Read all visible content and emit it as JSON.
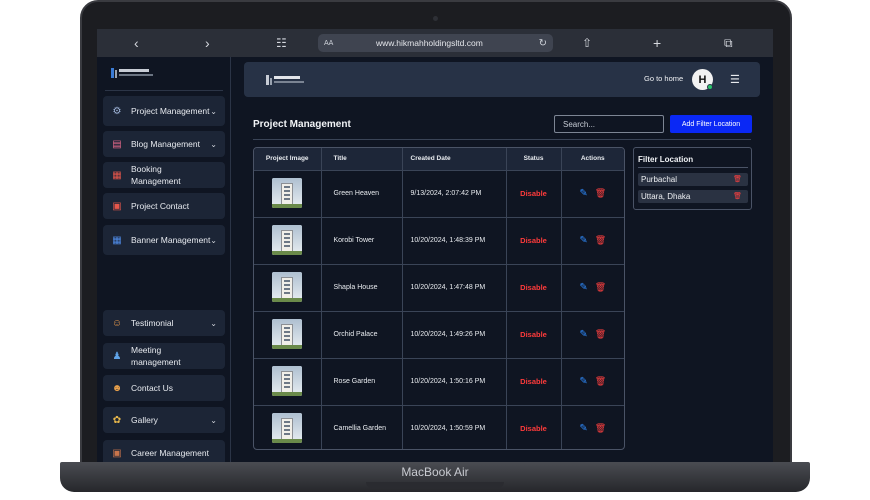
{
  "device": {
    "brand": "MacBook Air"
  },
  "browser": {
    "text_size_label": "AA",
    "url": "www.hikmahholdingsltd.com"
  },
  "sidebar": {
    "items": [
      {
        "label": "Project Management",
        "icon": "gear-icon",
        "has_chevron": true
      },
      {
        "label": "Blog Management",
        "icon": "blog-icon",
        "has_chevron": true
      },
      {
        "label": "Booking Management",
        "icon": "calendar-icon",
        "has_chevron": false
      },
      {
        "label": "Project Contact",
        "icon": "contact-card-icon",
        "has_chevron": false
      },
      {
        "label": "Banner Management",
        "icon": "image-icon",
        "has_chevron": true
      },
      {
        "label": "Testimonial",
        "icon": "person-comment-icon",
        "has_chevron": true
      },
      {
        "label": "Meeting management",
        "icon": "people-icon",
        "has_chevron": false
      },
      {
        "label": "Contact Us",
        "icon": "user-icon",
        "has_chevron": false
      },
      {
        "label": "Gallery",
        "icon": "gallery-icon",
        "has_chevron": true
      },
      {
        "label": "Career Management",
        "icon": "briefcase-icon",
        "has_chevron": false
      }
    ]
  },
  "header": {
    "go_home_label": "Go to home",
    "avatar_initial": "H"
  },
  "main": {
    "title": "Project Management",
    "search_placeholder": "Search...",
    "add_filter_label": "Add Filter Location",
    "table": {
      "headers": [
        "Project Image",
        "Title",
        "Created Date",
        "Status",
        "Actions"
      ],
      "rows": [
        {
          "title": "Green Heaven",
          "created": "9/13/2024, 2:07:42 PM",
          "status": "Disable"
        },
        {
          "title": "Korobi Tower",
          "created": "10/20/2024, 1:48:39 PM",
          "status": "Disable"
        },
        {
          "title": "Shapla House",
          "created": "10/20/2024, 1:47:48 PM",
          "status": "Disable"
        },
        {
          "title": "Orchid Palace",
          "created": "10/20/2024, 1:49:26 PM",
          "status": "Disable"
        },
        {
          "title": "Rose Garden",
          "created": "10/20/2024, 1:50:16 PM",
          "status": "Disable"
        },
        {
          "title": "Camellia Garden",
          "created": "10/20/2024, 1:50:59 PM",
          "status": "Disable"
        }
      ]
    }
  },
  "filter_panel": {
    "title": "Filter Location",
    "locations": [
      "Purbachal",
      "Uttara, Dhaka"
    ]
  },
  "colors": {
    "accent_blue": "#0a28f5",
    "status_red": "#ff3b3b",
    "background": "#0f1522"
  }
}
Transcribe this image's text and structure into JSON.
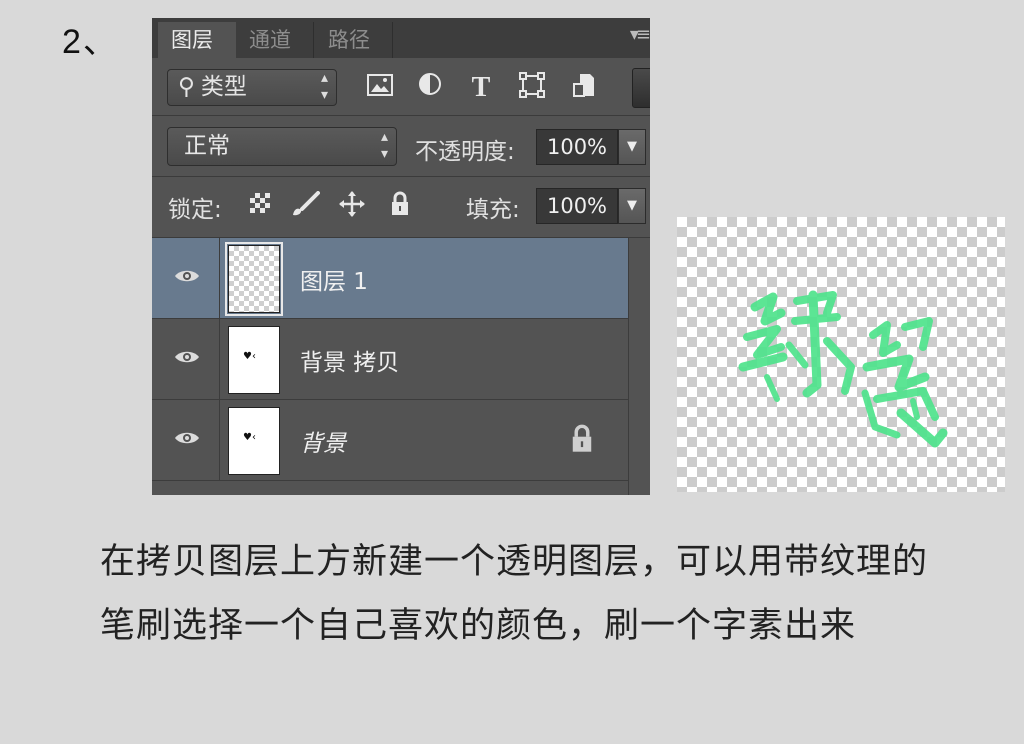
{
  "step_label": "2、",
  "panel": {
    "tabs": [
      {
        "label": "图层",
        "active": true
      },
      {
        "label": "通道",
        "active": false
      },
      {
        "label": "路径",
        "active": false
      }
    ],
    "menu_icon": "panel-menu-icon",
    "filter": {
      "search_icon": "search-icon",
      "value": "类型",
      "icons": [
        "image-filter-icon",
        "adjustment-filter-icon",
        "text-filter-icon",
        "shape-filter-icon",
        "smart-object-filter-icon"
      ],
      "text_icon_glyph": "T"
    },
    "blend_mode": "正常",
    "opacity_label": "不透明度:",
    "opacity_value": "100%",
    "lock_label": "锁定:",
    "lock_icons": [
      "lock-transparent-icon",
      "lock-paint-icon",
      "lock-position-icon",
      "lock-all-icon"
    ],
    "fill_label": "填充:",
    "fill_value": "100%",
    "layers": [
      {
        "name": "图层 1",
        "selected": true,
        "thumb": "transparent"
      },
      {
        "name": "背景 拷贝",
        "selected": false,
        "thumb": "white"
      },
      {
        "name": "背景",
        "selected": false,
        "thumb": "white",
        "locked": true
      }
    ]
  },
  "preview": {
    "description_icon": "brush-stroke-artwork",
    "stroke_color": "#4fe38c"
  },
  "caption": "在拷贝图层上方新建一个透明图层，可以用带纹理的笔刷选择一个自己喜欢的颜色，刷一个字素出来"
}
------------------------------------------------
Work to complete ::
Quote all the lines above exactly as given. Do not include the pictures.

The answer ::
Read all visible content and emit it as JSON.
{
  "device": {
    "brand": "MacBook Air"
  },
  "browser": {
    "text_size_label": "AA",
    "url": "www.hikmahholdingsltd.com"
  },
  "sidebar": {
    "items": [
      {
        "label": "Project Management",
        "icon": "gear-icon",
        "has_chevron": true
      },
      {
        "label": "Blog Management",
        "icon": "blog-icon",
        "has_chevron": true
      },
      {
        "label": "Booking Management",
        "icon": "calendar-icon",
        "has_chevron": false
      },
      {
        "label": "Project Contact",
        "icon": "contact-card-icon",
        "has_chevron": false
      },
      {
        "label": "Banner Management",
        "icon": "image-icon",
        "has_chevron": true
      },
      {
        "label": "Testimonial",
        "icon": "person-comment-icon",
        "has_chevron": true
      },
      {
        "label": "Meeting management",
        "icon": "people-icon",
        "has_chevron": false
      },
      {
        "label": "Contact Us",
        "icon": "user-icon",
        "has_chevron": false
      },
      {
        "label": "Gallery",
        "icon": "gallery-icon",
        "has_chevron": true
      },
      {
        "label": "Career Management",
        "icon": "briefcase-icon",
        "has_chevron": false
      }
    ]
  },
  "header": {
    "go_home_label": "Go to home",
    "avatar_initial": "H"
  },
  "main": {
    "title": "Project Management",
    "search_placeholder": "Search...",
    "add_filter_label": "Add Filter Location",
    "table": {
      "headers": [
        "Project Image",
        "Title",
        "Created Date",
        "Status",
        "Actions"
      ],
      "rows": [
        {
          "title": "Green Heaven",
          "created": "9/13/2024, 2:07:42 PM",
          "status": "Disable"
        },
        {
          "title": "Korobi Tower",
          "created": "10/20/2024, 1:48:39 PM",
          "status": "Disable"
        },
        {
          "title": "Shapla House",
          "created": "10/20/2024, 1:47:48 PM",
          "status": "Disable"
        },
        {
          "title": "Orchid Palace",
          "created": "10/20/2024, 1:49:26 PM",
          "status": "Disable"
        },
        {
          "title": "Rose Garden",
          "created": "10/20/2024, 1:50:16 PM",
          "status": "Disable"
        },
        {
          "title": "Camellia Garden",
          "created": "10/20/2024, 1:50:59 PM",
          "status": "Disable"
        }
      ]
    }
  },
  "filter_panel": {
    "title": "Filter Location",
    "locations": [
      "Purbachal",
      "Uttara, Dhaka"
    ]
  },
  "colors": {
    "accent_blue": "#0a28f5",
    "status_red": "#ff3b3b",
    "background": "#0f1522"
  }
}
Transcribe this image's text and structure into JSON.
{
  "step_label": "2、",
  "panel": {
    "tabs": [
      {
        "label": "图层",
        "active": true
      },
      {
        "label": "通道",
        "active": false
      },
      {
        "label": "路径",
        "active": false
      }
    ],
    "menu_icon": "panel-menu-icon",
    "filter": {
      "search_icon": "search-icon",
      "value": "类型",
      "icons": [
        "image-filter-icon",
        "adjustment-filter-icon",
        "text-filter-icon",
        "shape-filter-icon",
        "smart-object-filter-icon"
      ],
      "text_icon_glyph": "T"
    },
    "blend_mode": "正常",
    "opacity_label": "不透明度:",
    "opacity_value": "100%",
    "lock_label": "锁定:",
    "lock_icons": [
      "lock-transparent-icon",
      "lock-paint-icon",
      "lock-position-icon",
      "lock-all-icon"
    ],
    "fill_label": "填充:",
    "fill_value": "100%",
    "layers": [
      {
        "name": "图层 1",
        "selected": true,
        "thumb": "transparent"
      },
      {
        "name": "背景 拷贝",
        "selected": false,
        "thumb": "white"
      },
      {
        "name": "背景",
        "selected": false,
        "thumb": "white",
        "locked": true
      }
    ]
  },
  "preview": {
    "description_icon": "brush-stroke-artwork",
    "stroke_color": "#4fe38c"
  },
  "caption": "在拷贝图层上方新建一个透明图层，可以用带纹理的笔刷选择一个自己喜欢的颜色，刷一个字素出来"
}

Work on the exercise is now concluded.